- _Task statement_
Return all of the data exactly as written, without the pictures.
- Opening Delimiter -
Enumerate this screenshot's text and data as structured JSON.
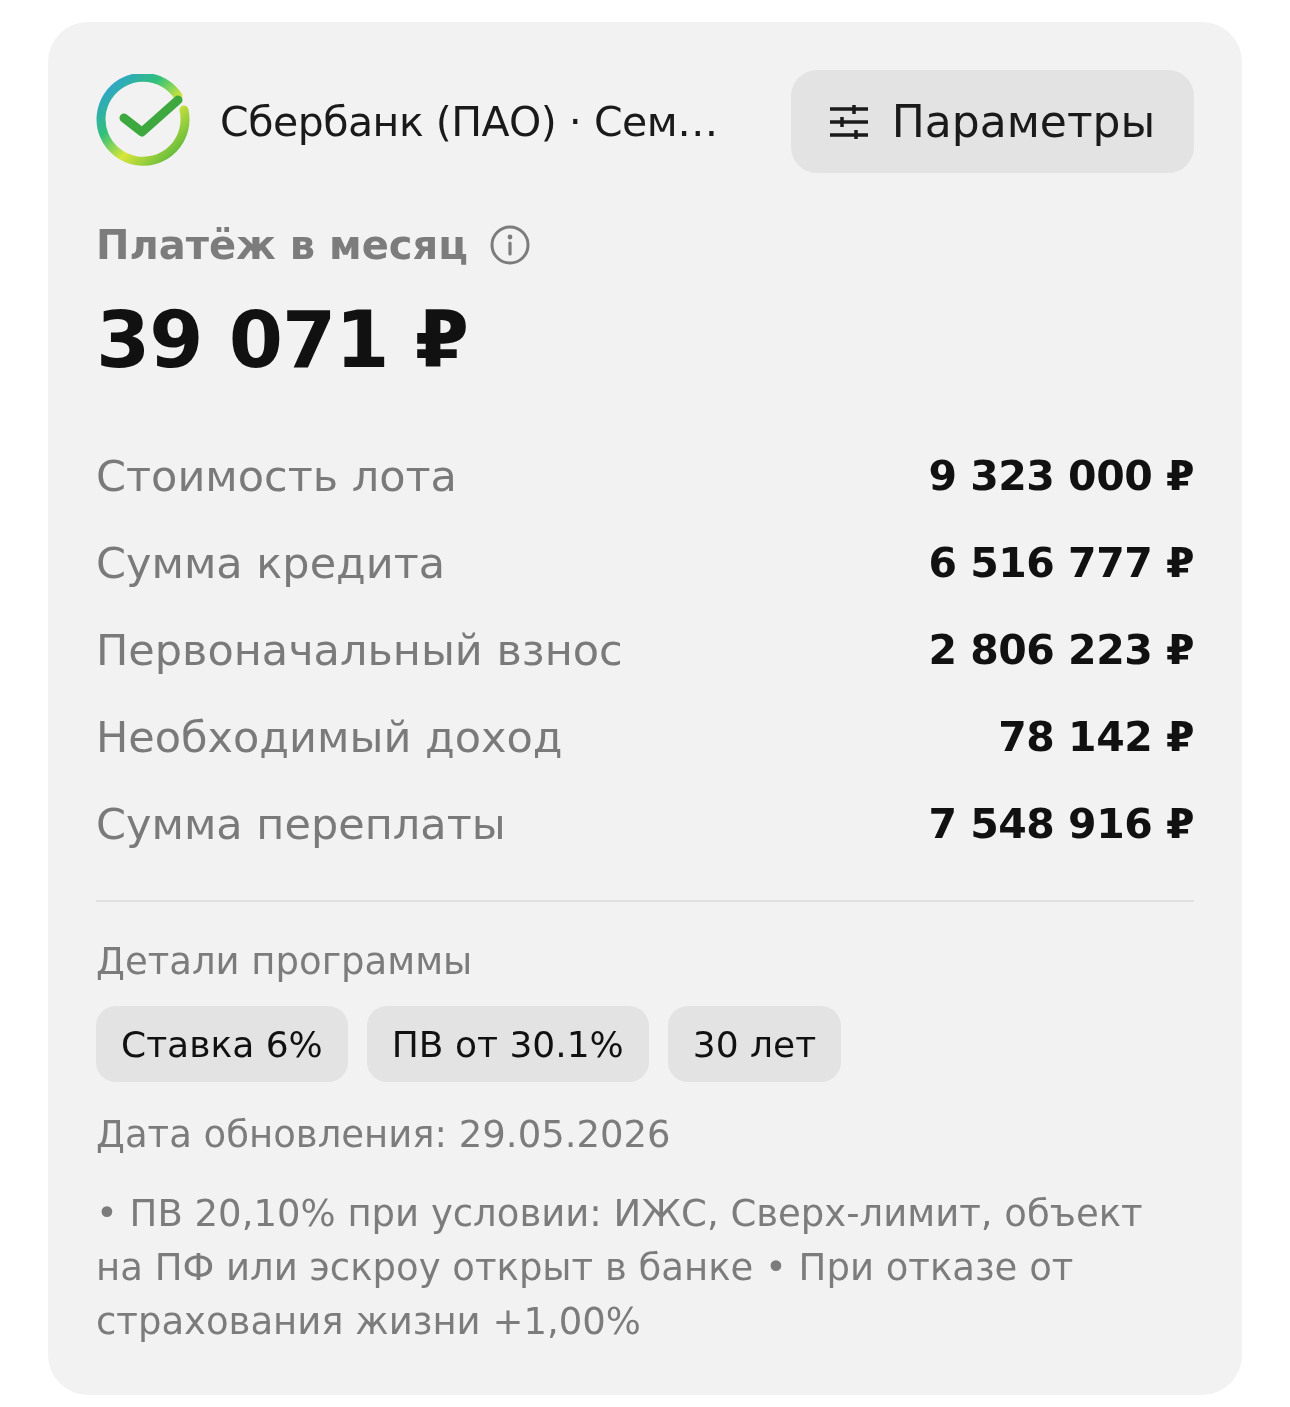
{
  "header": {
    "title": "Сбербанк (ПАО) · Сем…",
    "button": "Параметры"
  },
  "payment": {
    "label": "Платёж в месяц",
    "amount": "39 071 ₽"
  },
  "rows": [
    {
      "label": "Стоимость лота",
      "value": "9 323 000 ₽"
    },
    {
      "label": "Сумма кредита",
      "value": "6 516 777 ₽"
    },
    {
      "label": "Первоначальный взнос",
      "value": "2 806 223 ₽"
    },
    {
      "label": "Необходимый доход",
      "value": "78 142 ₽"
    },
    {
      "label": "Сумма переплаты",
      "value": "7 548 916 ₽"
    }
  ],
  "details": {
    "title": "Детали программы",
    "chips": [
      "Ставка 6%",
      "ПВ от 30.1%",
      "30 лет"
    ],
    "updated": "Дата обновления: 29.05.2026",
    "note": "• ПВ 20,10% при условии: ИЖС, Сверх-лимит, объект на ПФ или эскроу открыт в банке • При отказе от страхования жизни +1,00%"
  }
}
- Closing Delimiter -
- _The completed task_
Enumerate this screenshot's text and data as structured JSON.
{
  "header": {
    "title": "Сбербанк (ПАО) · Сем…",
    "button": "Параметры"
  },
  "payment": {
    "label": "Платёж в месяц",
    "amount": "39 071 ₽"
  },
  "rows": [
    {
      "label": "Стоимость лота",
      "value": "9 323 000 ₽"
    },
    {
      "label": "Сумма кредита",
      "value": "6 516 777 ₽"
    },
    {
      "label": "Первоначальный взнос",
      "value": "2 806 223 ₽"
    },
    {
      "label": "Необходимый доход",
      "value": "78 142 ₽"
    },
    {
      "label": "Сумма переплаты",
      "value": "7 548 916 ₽"
    }
  ],
  "details": {
    "title": "Детали программы",
    "chips": [
      "Ставка 6%",
      "ПВ от 30.1%",
      "30 лет"
    ],
    "updated": "Дата обновления: 29.05.2026",
    "note": "• ПВ 20,10% при условии: ИЖС, Сверх-лимит, объект на ПФ или эскроу открыт в банке • При отказе от страхования жизни +1,00%"
  }
}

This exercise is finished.